Adam Levick, Market Research and Analytics Analyst
Following a great turnout at last year’s Learning Analytics and Knowledge (LAK) conference, U-M will return this spring with 2 full papers, 2 workshops, and 2 doctoral consortium participants. As Learning Analytics grows as a key tool in the future of education, LAK is creating a community of experts to share and create knowledge. Michigan has been a pioneer in the field of learning analytics; DEI uses learning analytics as a key part of personalization at scale, the redesign of the residential education experience, and experimentation with digital learning. Our Academic Innovation at Michigan series organizes AIM Analytics where a community of scholars interested in the application of learning analytics can hear from leaders in the field and workshop together to develop their own projects.
Team members from LED and DEI are involved in all of U-M’s accepted LAK submissions and we are excited to share our knowledge and gain insights to apply in our work at DEI. Explore the list of the research areas U-M will illuminate at the conference, and learn about our attendees to the doctoral consortium. The conference takes place in Edinburgh from April 25th to 29th, 2016:
What and When: The Role of Course Type and Timing in Students’ Academic Performance
Michael G. Brown, R. Matthew DeMonbrun, Steven Lonn, Stephen J. Aguilar, Stephanie D. Teasley
This paper uses classification data from the Student Explorer early warning system and other factors to examine student, organizational, and disciplinary factors that can predict improvement and decline in academic performance over time. Findings from this study have major implications for the future design of early warning systems as well as academic course planning in higher education.
The Learning Analytics Readiness Instrument
Meghan Oster, Steven Lonn, Matthew D. Pistilli, Michael G. Brown
This paper describes the results from the beta version of the Learning Analytics Readiness Instrument, a survey developed to help institutions of higher education discern their readiness to implement learning analytics. The analysis details differences noted between roles of individuals as well as institutional types. Findings from this research situate institutional readiness for learning analytics as a reflective process within a framework of organizational learning, and how related implementation and application needs to consider ethical implications.

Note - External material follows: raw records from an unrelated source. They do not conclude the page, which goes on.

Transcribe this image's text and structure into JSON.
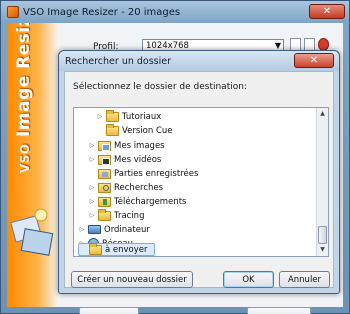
{
  "app": {
    "title": "VSO Image Resizer - 20 images",
    "close_glyph": "✕",
    "brand_vso": "VSO",
    "brand_name": "Image Resizer",
    "profil_label": "Profil:",
    "profil_value": "1024x768",
    "accent_color": "#ff8a00"
  },
  "dialog": {
    "title": "Rechercher un dossier",
    "close_glyph": "✕",
    "instruction": "Sélectionnez le dossier de destination:",
    "tree_items": [
      {
        "label": "Tutoriaux",
        "icon": "folder-icon",
        "expander": "▷"
      },
      {
        "label": "Version Cue",
        "icon": "folder-icon",
        "expander": ""
      },
      {
        "label": "Mes images",
        "icon": "pictures-folder-icon",
        "expander": "▷"
      },
      {
        "label": "Mes vidéos",
        "icon": "videos-folder-icon",
        "expander": "▷"
      },
      {
        "label": "Parties enregistrées",
        "icon": "saved-games-folder-icon",
        "expander": ""
      },
      {
        "label": "Recherches",
        "icon": "searches-folder-icon",
        "expander": "▷"
      },
      {
        "label": "Téléchargements",
        "icon": "downloads-folder-icon",
        "expander": "▷"
      },
      {
        "label": "Tracing",
        "icon": "folder-icon",
        "expander": "▷"
      },
      {
        "label": "Ordinateur",
        "icon": "computer-icon",
        "expander": "▷"
      },
      {
        "label": "Réseau",
        "icon": "network-icon",
        "expander": "▷"
      },
      {
        "label": "à envoyer",
        "icon": "folder-icon",
        "expander": "",
        "selected": true
      }
    ],
    "new_folder_button": "Créer un nouveau dossier",
    "ok_button": "OK",
    "cancel_button": "Annuler"
  }
}
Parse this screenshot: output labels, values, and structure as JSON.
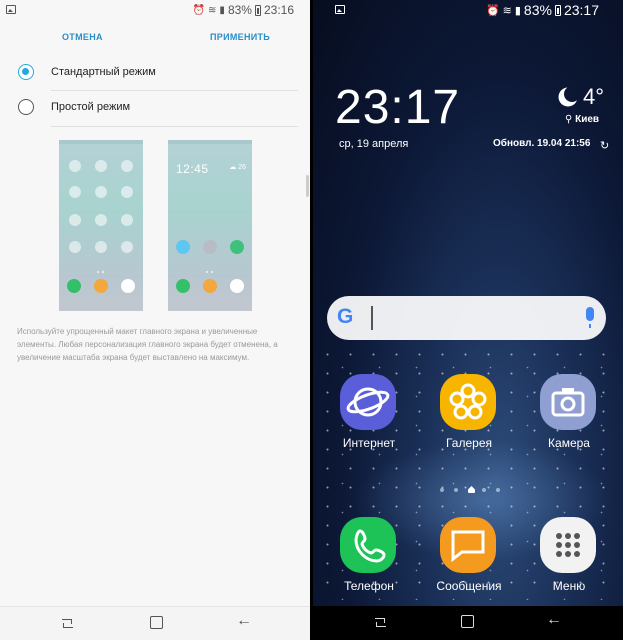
{
  "left_screen": {
    "status": {
      "battery": "83%",
      "time": "23:16"
    },
    "actions": {
      "cancel": "ОТМЕНА",
      "apply": "ПРИМЕНИТЬ"
    },
    "options": [
      {
        "label": "Стандартный режим",
        "selected": true
      },
      {
        "label": "Простой режим",
        "selected": false
      }
    ],
    "preview_easy": {
      "time": "12:45",
      "weather": "☁ 26"
    },
    "description": "Используйте упрощенный макет главного экрана и увеличенные элементы. Любая персонализация главного экрана будет отменена, а увеличение масштаба экрана будет выставлено на максимум."
  },
  "right_screen": {
    "status": {
      "battery": "83%",
      "time": "23:17"
    },
    "clock": "23:17",
    "date": "ср, 19 апреля",
    "weather": {
      "temperature": "4°",
      "city": "Киев",
      "updated": "Обновл. 19.04 21:56"
    },
    "search": {
      "logo": "G"
    },
    "apps": [
      {
        "label": "Интернет",
        "color": "#5a5ed8"
      },
      {
        "label": "Галерея",
        "color": "#f7b500"
      },
      {
        "label": "Камера",
        "color": "#8f9fd1"
      }
    ],
    "dock": [
      {
        "label": "Телефон",
        "color": "#1dc356"
      },
      {
        "label": "Сообщения",
        "color": "#f39a1f"
      },
      {
        "label": "Меню",
        "color": "#f2f2f2"
      }
    ]
  },
  "colors": {
    "accent": "#2a8ec7",
    "radio_on": "#25a8dd"
  }
}
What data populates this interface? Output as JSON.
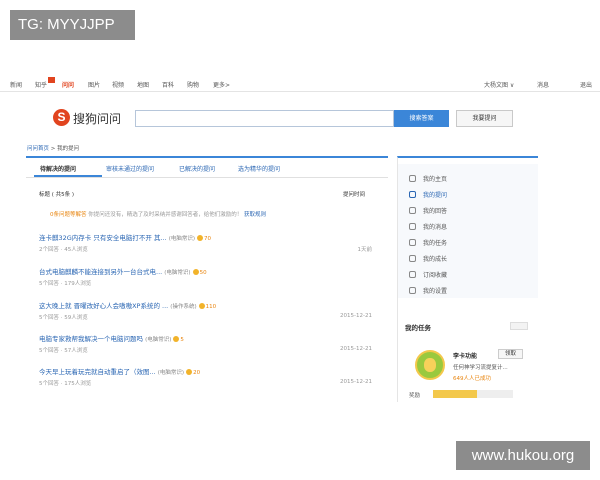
{
  "watermarks": {
    "top_left": "TG: MYYJJPP",
    "bottom_right": "www.hukou.org"
  },
  "topnav": {
    "items": [
      "新闻",
      "知乎",
      "问问",
      "图片",
      "视频",
      "地图",
      "百科",
      "购物",
      "更多>"
    ],
    "right_items": [
      "大杨文图 ∨",
      "消息",
      "退出"
    ]
  },
  "logo": {
    "mark": "S",
    "text": "搜狗问问"
  },
  "search": {
    "placeholder": "",
    "button": "搜索答案",
    "ask_button": "我要提问"
  },
  "breadcrumb": {
    "home": "问问首页",
    "sep": ">",
    "current": "我的提问"
  },
  "tabs": [
    "待解决的提问",
    "审核未通过的提问",
    "已解决的提问",
    "选为精华的提问"
  ],
  "columns": {
    "title": "标题 ( 共5条 )",
    "time": "提问时间"
  },
  "notice": {
    "highlight": "0条问题等解答",
    "text": "  你提问还没有，精选了及时采纳并感谢回答者，给他们激励的！",
    "link": "获取规则"
  },
  "questions": [
    {
      "title": "连卡麒32G内存卡 只有安全电脑打不开 其...",
      "tag": "(电脑常识)",
      "reward": "70",
      "meta": "2个回答 · 45人浏览",
      "time": "1天前"
    },
    {
      "title": "台式电脑麒麟不能连接到另外一台台式电...",
      "tag": "(电脑常识)",
      "reward": "50",
      "meta": "5个回答 · 179人浏览",
      "time": "1天前"
    },
    {
      "title": "这大晚上就 晋曜改好心人会嗷嗷XP系统的 ...",
      "tag": "(操作系统)",
      "reward": "110",
      "meta": "5个回答 · 59人浏览",
      "time": "2015-12-21"
    },
    {
      "title": "电脑专家救帮我解决一个电脑问题吗",
      "tag": "(电脑常识)",
      "reward": "5",
      "meta": "5个回答 · 57人浏览",
      "time": "2015-12-21"
    },
    {
      "title": "今天早上玩着玩完就自动重启了（效图...",
      "tag": "(电脑常识)",
      "reward": "20",
      "meta": "5个回答 · 175人浏览",
      "time": "2015-12-21"
    }
  ],
  "sidebar": {
    "items": [
      "我的主页",
      "我的提问",
      "我的回答",
      "我的消息",
      "我的任务",
      "我的成长",
      "订阅收藏",
      "我的设置"
    ],
    "active_index": 1
  },
  "task": {
    "title": "我的任务",
    "name": "李卡功能",
    "button": "领取",
    "desc": "任何神学习流提复计...",
    "stat": "649人人已成功",
    "reward_label": "奖励",
    "progress": 0.55
  },
  "colors": {
    "accent": "#3b86d8",
    "brand": "#e1441f",
    "link": "#2a66b3",
    "reward": "#e8850f"
  }
}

Introduction to Data Mining for Educational Researchers
Christopher Brooks*, Craig Thompson and Vitomir Kovanovi
* = LED Lab Members
“The goal of this tutorial is to share data mining tools and techniques used by computer scientists with educational social scientists. We broadly define educational social scientists as being made up of people with backgrounds in the learning sciences, cognitive psychology, and educational research. The learning analytics community is heavily populated with researchers of these backgrounds, and we believe those that find themselves at the intersection of research, theory, and practice have a particular interest in expanding their knowledge of data-driven tools and techniques.”
Learning Analytics for Curriculum and Program Quality Improvement
Jim Greer, Marco Molinaro, Xavier Ochoa and Timothy McKay*
* = DEI Partner
“Much of the research in LAK to date has been “student facing”, that is, using data to better understand learners and their need or to create interventions that directly support or influence learners. This workshop takes the perspective on how Learning Analytics can drive improvements in teaching practices, instructional and curricular design, and academic program delivery.”
This year, two of the ten participants in the doctoral consortium are PhD candidate members of the LED Lab. Michael Brown and Caitlin Holman have been selected to take part in the doctoral consortium where they will receive feedback and insight from an interdisciplinary community of scholars on their dissertations. Michael (School of Education) will share pilot data from his dissertation on how students form learning communities in large lecture hall courses using social network learning analytics (SNLA). Caitlin (School of Information) will share her work analyzing data gathered from courses using the GradeCraft platform to understand how students take multiple pathways through gameful courses. Stephanie Teasley is a faculty lead for the doctoral consortium.
Follow the conversation with @umichdei in April